began to accommodate kids wanting to play. That's important to Abrams,
even more important than winning.
"There are certain
prices in youth sports that you ought not pay to win a game you
don't bench kids; you don't yell at kids; you don't browbeat kids," says
start the Jefferson City youth hockey program in 1989 when he moved to
Columbia from New York. He played hockey growing up on Long Island and
played goalie for Wesleyan University in Connecticut. And he's coached
the sport for 32 years.
For Abrams the
sport is about having fun. Jefferson City is not going to produce National
Hockey League players, Abrams says. "No Missouri youngster has made it
to the NHL. ThatÕs not what youth sports is about."
Abrams cites the
number of kids who return to play year after year as evidence that the
Jefferson City program is on to something.
statistics are atrocious. Almost 50 percent of American youngsters play
at least one youth sport every year, but 70 percent of them quit by the
time they're 13, and 90 percent quit by the time they're 15," says Abrams.
By contrast 85
percent of the kids who play hockey in Jefferson City return.
Abrams knows the
statistics. As a professor at the University of Missouri School of Law
he specializes in family law and has written about the impact of sports
insists that pressure to win has taken much of the fun out of playing
sports for children. "Here, we're not out to win the Stanley Cup. We're
out to let youngsters play."
"It's been a
wonderful thing for our son," says Jefferson City attorney Ed Clausen
whose son, Matthew, plays on Abrams' Squirt I team.
baseball and football, but hockey is his favorite sport. "He has more
enthusiasm for this than probably any other sport. A lot of it has to
with the coaching. The
kids are naturally competitive and the coaches are competitive but they
don't climb on top of the kids and aggressively push them. I think my
son responds to that."
City hockey program has 19 coaches including parents and other adults
with hockey experience as well as players from the high school team.
One of Abrams'
assistants is Mark Mudd of Fulton who has two sons playing hockey. His
youngest son, Barry, has been skating with his dad since he was 3. For
him the speed of the game makes it fun.
"I like skating
and how fast we go," says Barry. "I like scoring, too. I've got one goal
this year. I skated down the ice, wrapped around the goal and put it in!"
Despite the laid
back approach of the Jefferson City program its teams are competitive.
All of the Jefferson
City teams, except for the high school squad, play in the Missouri Amateur
Hockey League made up of clubs in St. Louis and western Illinois. The
high schoolers play in the Kansas City Metro League. This
year AbramsÕ team was undefeated until just recently, and other Jefferson
City teams can also brag about winning records against St. Louis clubs.
It wasn't always
like that, says Abrams, who has coached hockey in Jefferson City for 12

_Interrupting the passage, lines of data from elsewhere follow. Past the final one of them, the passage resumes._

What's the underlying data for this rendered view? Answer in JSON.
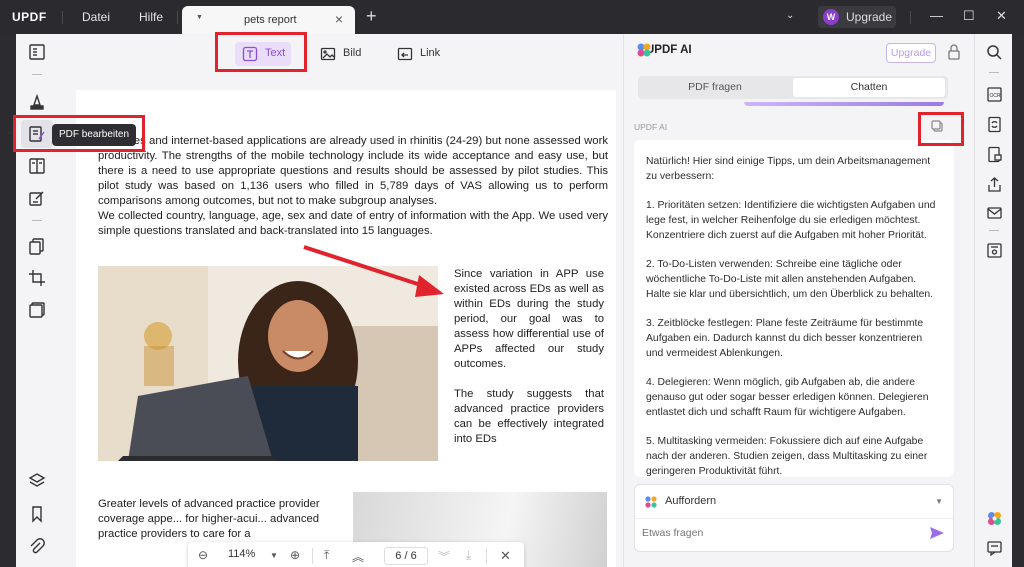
{
  "app": {
    "logo": "UPDF"
  },
  "menu": {
    "file": "Datei",
    "help": "Hilfe"
  },
  "tab": {
    "title": "pets report",
    "close": "×",
    "add": "+"
  },
  "account": {
    "avatar_letter": "W",
    "upgrade": "Upgrade"
  },
  "window_controls": {
    "minimize": "—",
    "maximize": "☐",
    "close": "✕"
  },
  "edit_toolbar": {
    "text": "Text",
    "image": "Bild",
    "link": "Link"
  },
  "tooltip": {
    "label": "PDF bearbeiten"
  },
  "document": {
    "para1": "...devices and internet-based applications are already used in rhinitis (24-29) but none assessed work productivity. The strengths of the mobile technology include its wide acceptance and easy use, but there is a need to use appropriate questions and results should be assessed by pilot studies. This pilot study was based on 1,136 users who filled in 5,789 days of VAS allowing us to perform comparisons among outcomes, but not to make subgroup analyses.",
    "para2": "We collected country, language, age, sex and date of entry of information with the App. We used very simple questions translated and back-translated into 15 languages.",
    "para3": "Since variation in APP use existed across EDs as well as within EDs during the study period, our goal was to assess how differential use of APPs affected our study outcomes.",
    "para4": "The study suggests that advanced practice providers can be effectively integrated into EDs",
    "para5": "Greater levels of advanced practice provider coverage appe... for higher-acui... advanced practice providers to care for a"
  },
  "page_nav": {
    "zoom": "114%",
    "current_page": "6",
    "total_pages": "6"
  },
  "ai": {
    "title": "UPDF AI",
    "upgrade": "Upgrade",
    "tab_ask_pdf": "PDF fragen",
    "tab_chat": "Chatten",
    "sender_label": "UPDF AI",
    "response": [
      "Natürlich! Hier sind einige Tipps, um dein Arbeitsmanagement zu verbessern:",
      "1. Prioritäten setzen: Identifiziere die wichtigsten Aufgaben und lege fest, in welcher Reihenfolge du sie erledigen möchtest. Konzentriere dich zuerst auf die Aufgaben mit hoher Priorität.",
      "2. To-Do-Listen verwenden: Schreibe eine tägliche oder wöchentliche To-Do-Liste mit allen anstehenden Aufgaben. Halte sie klar und übersichtlich, um den Überblick zu behalten.",
      "3. Zeitblöcke festlegen: Plane feste Zeiträume für bestimmte Aufgaben ein. Dadurch kannst du dich besser konzentrieren und vermeidest Ablenkungen.",
      "4. Delegieren: Wenn möglich, gib Aufgaben ab, die andere genauso gut oder sogar besser erledigen können. Delegieren entlastet dich und schafft Raum für wichtigere Aufgaben.",
      "5. Multitasking vermeiden: Fokussiere dich auf eine Aufgabe nach der anderen. Studien zeigen, dass Multitasking zu einer geringeren Produktivität führt."
    ],
    "prompt_label": "Auffordern",
    "input_placeholder": "Etwas fragen"
  },
  "colors": {
    "accent": "#8a4fd6",
    "annotation_red": "#e0232c",
    "titlebar": "#2a2a2f"
  }
}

years. The Jefferson City teams began playing games in 1991 and at first
it was rough going. "If we scored one goal a month it was a moral victory.
We had teams that played 15 games and scored four goals."
City Capitals, the name for all the age division teams, attract players
from as far away as Camdenton, the Lake of the Ozarks, Fulton and Columbia.
And at every game, whether in Jefferson City, Kansas City or St. Louis,
the parents are there cheering for their teams.
"It's the best
spectator sport. It's so fast but you can see everything," says Clausen.
"You can see the kids when they're doing things right, when they're passing
well; you can see things develop. It's exciting."
a recent Saturday at the Jefferson City ice rink the Squirt I team hosted
Fairview Heights, Ill. The Capitals quickly fell behind and lost their
first game of the season 4-2.
"All winning streaks
come to an end guys," Abrams tells the kids in the locker room after the
game. "What do you say we start another winning streak tomorrow?"
The kids yell
in agreement. "That's the great thing about coaching youngsters. They
lose and go on. They're on to something else."